*Provided entries*.
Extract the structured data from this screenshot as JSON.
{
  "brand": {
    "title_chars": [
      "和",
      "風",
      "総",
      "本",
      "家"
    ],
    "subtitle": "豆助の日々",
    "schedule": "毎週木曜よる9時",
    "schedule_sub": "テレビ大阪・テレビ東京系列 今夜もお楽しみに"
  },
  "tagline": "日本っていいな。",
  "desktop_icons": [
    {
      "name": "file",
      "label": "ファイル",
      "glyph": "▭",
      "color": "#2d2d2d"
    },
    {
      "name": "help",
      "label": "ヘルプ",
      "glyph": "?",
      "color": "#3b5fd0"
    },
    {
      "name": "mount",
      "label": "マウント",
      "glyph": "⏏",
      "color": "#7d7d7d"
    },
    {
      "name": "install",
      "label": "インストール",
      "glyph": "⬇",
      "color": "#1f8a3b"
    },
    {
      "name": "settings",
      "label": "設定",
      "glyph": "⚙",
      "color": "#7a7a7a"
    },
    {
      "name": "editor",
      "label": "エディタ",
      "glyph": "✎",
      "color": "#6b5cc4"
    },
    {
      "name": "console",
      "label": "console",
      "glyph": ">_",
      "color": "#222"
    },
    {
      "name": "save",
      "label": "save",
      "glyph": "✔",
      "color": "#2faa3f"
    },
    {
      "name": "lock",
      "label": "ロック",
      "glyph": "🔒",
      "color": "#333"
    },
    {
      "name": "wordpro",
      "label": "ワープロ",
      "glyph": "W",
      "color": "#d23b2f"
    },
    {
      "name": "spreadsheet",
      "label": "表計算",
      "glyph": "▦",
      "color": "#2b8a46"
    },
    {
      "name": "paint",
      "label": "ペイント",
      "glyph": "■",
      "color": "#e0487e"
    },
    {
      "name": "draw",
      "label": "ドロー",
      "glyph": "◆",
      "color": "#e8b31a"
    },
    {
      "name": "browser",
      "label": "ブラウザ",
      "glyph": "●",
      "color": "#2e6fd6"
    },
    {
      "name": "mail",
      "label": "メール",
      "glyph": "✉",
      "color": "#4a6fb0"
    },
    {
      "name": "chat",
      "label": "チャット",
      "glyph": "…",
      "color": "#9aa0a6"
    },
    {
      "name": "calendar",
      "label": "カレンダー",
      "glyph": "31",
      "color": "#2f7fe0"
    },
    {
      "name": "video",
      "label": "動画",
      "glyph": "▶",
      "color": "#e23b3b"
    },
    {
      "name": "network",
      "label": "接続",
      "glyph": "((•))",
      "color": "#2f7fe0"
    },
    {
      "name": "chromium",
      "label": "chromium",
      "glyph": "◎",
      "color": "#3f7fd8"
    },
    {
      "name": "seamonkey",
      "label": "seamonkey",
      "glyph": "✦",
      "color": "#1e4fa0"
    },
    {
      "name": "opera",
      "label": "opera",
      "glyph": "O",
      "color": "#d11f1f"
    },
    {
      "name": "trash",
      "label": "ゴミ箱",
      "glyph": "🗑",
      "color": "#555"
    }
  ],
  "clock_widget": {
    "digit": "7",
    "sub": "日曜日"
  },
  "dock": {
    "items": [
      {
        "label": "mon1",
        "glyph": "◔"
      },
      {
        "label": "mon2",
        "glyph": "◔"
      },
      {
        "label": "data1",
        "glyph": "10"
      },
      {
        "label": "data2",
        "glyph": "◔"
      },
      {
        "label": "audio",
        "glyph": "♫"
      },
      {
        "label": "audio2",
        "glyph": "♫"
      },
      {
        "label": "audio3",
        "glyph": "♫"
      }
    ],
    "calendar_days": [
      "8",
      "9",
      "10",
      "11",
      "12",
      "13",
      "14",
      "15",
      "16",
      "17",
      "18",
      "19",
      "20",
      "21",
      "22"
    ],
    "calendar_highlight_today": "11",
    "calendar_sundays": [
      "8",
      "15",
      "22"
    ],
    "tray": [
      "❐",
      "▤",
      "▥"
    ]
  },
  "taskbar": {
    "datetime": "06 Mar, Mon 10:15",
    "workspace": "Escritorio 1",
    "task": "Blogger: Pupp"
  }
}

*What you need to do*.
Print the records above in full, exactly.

*Solution for this problem*.
Extract the structured data from this screenshot as JSON.
{
  "brand": {
    "title_chars": [
      "和",
      "風",
      "総",
      "本",
      "家"
    ],
    "subtitle": "豆助の日々",
    "schedule": "毎週木曜よる9時",
    "schedule_sub": "テレビ大阪・テレビ東京系列 今夜もお楽しみに"
  },
  "tagline": "日本っていいな。",
  "desktop_icons": [
    {
      "name": "file",
      "label": "ファイル",
      "glyph": "▭",
      "color": "#2d2d2d"
    },
    {
      "name": "help",
      "label": "ヘルプ",
      "glyph": "?",
      "color": "#3b5fd0"
    },
    {
      "name": "mount",
      "label": "マウント",
      "glyph": "⏏",
      "color": "#7d7d7d"
    },
    {
      "name": "install",
      "label": "インストール",
      "glyph": "⬇",
      "color": "#1f8a3b"
    },
    {
      "name": "settings",
      "label": "設定",
      "glyph": "⚙",
      "color": "#7a7a7a"
    },
    {
      "name": "editor",
      "label": "エディタ",
      "glyph": "✎",
      "color": "#6b5cc4"
    },
    {
      "name": "console",
      "label": "console",
      "glyph": ">_",
      "color": "#222"
    },
    {
      "name": "save",
      "label": "save",
      "glyph": "✔",
      "color": "#2faa3f"
    },
    {
      "name": "lock",
      "label": "ロック",
      "glyph": "🔒",
      "color": "#333"
    },
    {
      "name": "wordpro",
      "label": "ワープロ",
      "glyph": "W",
      "color": "#d23b2f"
    },
    {
      "name": "spreadsheet",
      "label": "表計算",
      "glyph": "▦",
      "color": "#2b8a46"
    },
    {
      "name": "paint",
      "label": "ペイント",
      "glyph": "■",
      "color": "#e0487e"
    },
    {
      "name": "draw",
      "label": "ドロー",
      "glyph": "◆",
      "color": "#e8b31a"
    },
    {
      "name": "browser",
      "label": "ブラウザ",
      "glyph": "●",
      "color": "#2e6fd6"
    },
    {
      "name": "mail",
      "label": "メール",
      "glyph": "✉",
      "color": "#4a6fb0"
    },
    {
      "name": "chat",
      "label": "チャット",
      "glyph": "…",
      "color": "#9aa0a6"
    },
    {
      "name": "calendar",
      "label": "カレンダー",
      "glyph": "31",
      "color": "#2f7fe0"
    },
    {
      "name": "video",
      "label": "動画",
      "glyph": "▶",
      "color": "#e23b3b"
    },
    {
      "name": "network",
      "label": "接続",
      "glyph": "((•))",
      "color": "#2f7fe0"
    },
    {
      "name": "chromium",
      "label": "chromium",
      "glyph": "◎",
      "color": "#3f7fd8"
    },
    {
      "name": "seamonkey",
      "label": "seamonkey",
      "glyph": "✦",
      "color": "#1e4fa0"
    },
    {
      "name": "opera",
      "label": "opera",
      "glyph": "O",
      "color": "#d11f1f"
    },
    {
      "name": "trash",
      "label": "ゴミ箱",
      "glyph": "🗑",
      "color": "#555"
    }
  ],
  "clock_widget": {
    "digit": "7",
    "sub": "日曜日"
  },
  "dock": {
    "items": [
      {
        "label": "mon1",
        "glyph": "◔"
      },
      {
        "label": "mon2",
        "glyph": "◔"
      },
      {
        "label": "data1",
        "glyph": "10"
      },
      {
        "label": "data2",
        "glyph": "◔"
      },
      {
        "label": "audio",
        "glyph": "♫"
      },
      {
        "label": "audio2",
        "glyph": "♫"
      },
      {
        "label": "audio3",
        "glyph": "♫"
      }
    ],
    "calendar_days": [
      "8",
      "9",
      "10",
      "11",
      "12",
      "13",
      "14",
      "15",
      "16",
      "17",
      "18",
      "19",
      "20",
      "21",
      "22"
    ],
    "calendar_highlight_today": "11",
    "calendar_sundays": [
      "8",
      "15",
      "22"
    ],
    "tray": [
      "❐",
      "▤",
      "▥"
    ]
  },
  "taskbar": {
    "datetime": "06 Mar, Mon 10:15",
    "workspace": "Escritorio 1",
    "task": "Blogger: Pupp"
  }
}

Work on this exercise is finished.